    then they identified many character strengths that when practiced and developed could lead to these virtues.
    every person is a unique combination of these strengths ,Like for me, I’m high on curiosity,I could work a little on prudence.
    Actually, what is prudence? if we focus on building upon the strengths we have, It has a lasting effect on our characteristics ,like kindness, Courage, Humanity, Justice, Temperance, Transcendence ,perseverance,creativity ,we can Improve our character through mindful striving or let our character worsen through negligence and obliviousness.
    [Happiness comes from learning and practicing virtuous character strengths] [Socrates, Plato, Aristotle]
    spiritual education is just as important to education as reading, maths and science.
    we’re born with certain abilities, intelligence, and talents ,A growth mindset is believing “I can change.”If I set my mind to it, I can do anything by asking divine assistance “focusing our attention on him, and asking him” Is what I’m about to do a reflection of what u want and who I want to be”?
    So while we’re all becoming more and more distracted,in this age of distraction,we need to remember to take a moment and think.
    I red a wonderful comment on my daughter’s page

    [watch your thoughts: they become words]

    [watch your words: they become actions]

    [watch your actions: they become habits]

    [watch you habits: they become your character]

    [watch your character: it becomes your destiny]
    So when we think about ourselves, what are our strengths?
    And how can we find ways to use them more,in our home, work,school,and community!It’s like we have these superpowers
    and focusing our attention on them makes them stronger,And then, if we focus on the people around us and their strengths,it makes them stronger too.so we can be a better version of ourselves.

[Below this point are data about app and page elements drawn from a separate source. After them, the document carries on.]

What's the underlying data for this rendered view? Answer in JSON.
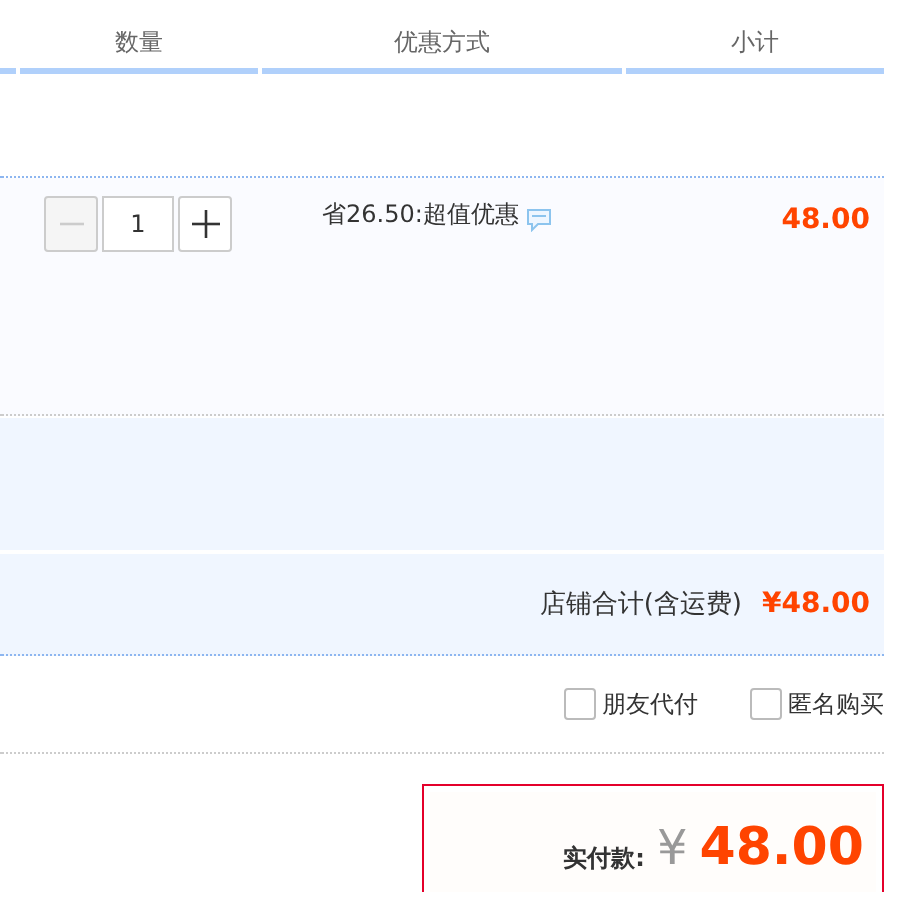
{
  "table": {
    "columns": [
      "数量",
      "优惠方式",
      "小计"
    ]
  },
  "item": {
    "quantity": "1",
    "decrease_disabled": true,
    "discount": "省26.50:超值优惠",
    "subtotal": "48.00"
  },
  "store_total": {
    "label": "店铺合计(含运费)",
    "amount": "¥48.00"
  },
  "options": [
    {
      "label": "朋友代付",
      "checked": false
    },
    {
      "label": "匿名购买",
      "checked": false
    }
  ],
  "payment": {
    "label": "实付款:",
    "currency": "¥",
    "amount": "48.00"
  }
}
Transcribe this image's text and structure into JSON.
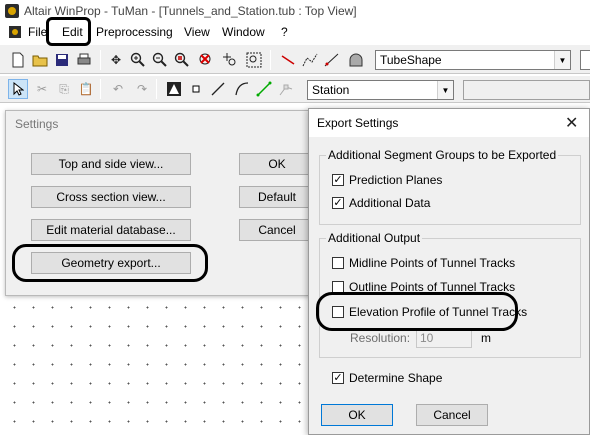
{
  "window": {
    "title": "Altair WinProp - TuMan - [Tunnels_and_Station.tub : Top View]"
  },
  "menu": {
    "items": [
      "File",
      "Edit",
      "Preprocessing",
      "View",
      "Window",
      "?"
    ]
  },
  "toolbar1": {
    "shape_select": "TubeShape"
  },
  "toolbar2": {
    "layer_select": "Station"
  },
  "settings_dialog": {
    "title": "Settings",
    "buttons": {
      "top_side_view": "Top and side view...",
      "cross_section_view": "Cross section view...",
      "edit_material_database": "Edit material database...",
      "geometry_export": "Geometry export...",
      "ok": "OK",
      "default": "Default",
      "cancel": "Cancel"
    }
  },
  "export_dialog": {
    "title": "Export Settings",
    "close_glyph": "✕",
    "group1": {
      "label": "Additional Segment Groups to be Exported",
      "items": [
        {
          "label": "Prediction Planes",
          "checked": true
        },
        {
          "label": "Additional Data",
          "checked": true
        }
      ]
    },
    "group2": {
      "label": "Additional Output",
      "items": [
        {
          "label": "Midline Points of Tunnel Tracks",
          "checked": false
        },
        {
          "label": "Outline Points of Tunnel Tracks",
          "checked": false
        },
        {
          "label": "Elevation Profile of Tunnel Tracks",
          "checked": false
        }
      ],
      "resolution_label": "Resolution:",
      "resolution_value": "10",
      "resolution_unit": "m"
    },
    "determine_shape": {
      "label": "Determine Shape",
      "checked": true
    },
    "buttons": {
      "ok": "OK",
      "cancel": "Cancel"
    }
  },
  "colors": {
    "dialog_bg": "#f0f0f0",
    "annotation": "#000000"
  }
}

  11. Hoss Nov 27, 2015 10:24 am 11

    There are things in my life that I’ve been proud of. It seems that I need to watch myself and not to be too judgmental or feel superior with regards to others’ beliefs and way of life.

retrolink url | Subscribe to comments on this post

Post a comment

All comments are moderated and will become public once they are validated
Terms of Use

e-ostadelahi.com | © 2024 - All rights reserved | Terms of Use | Sitemap | Contact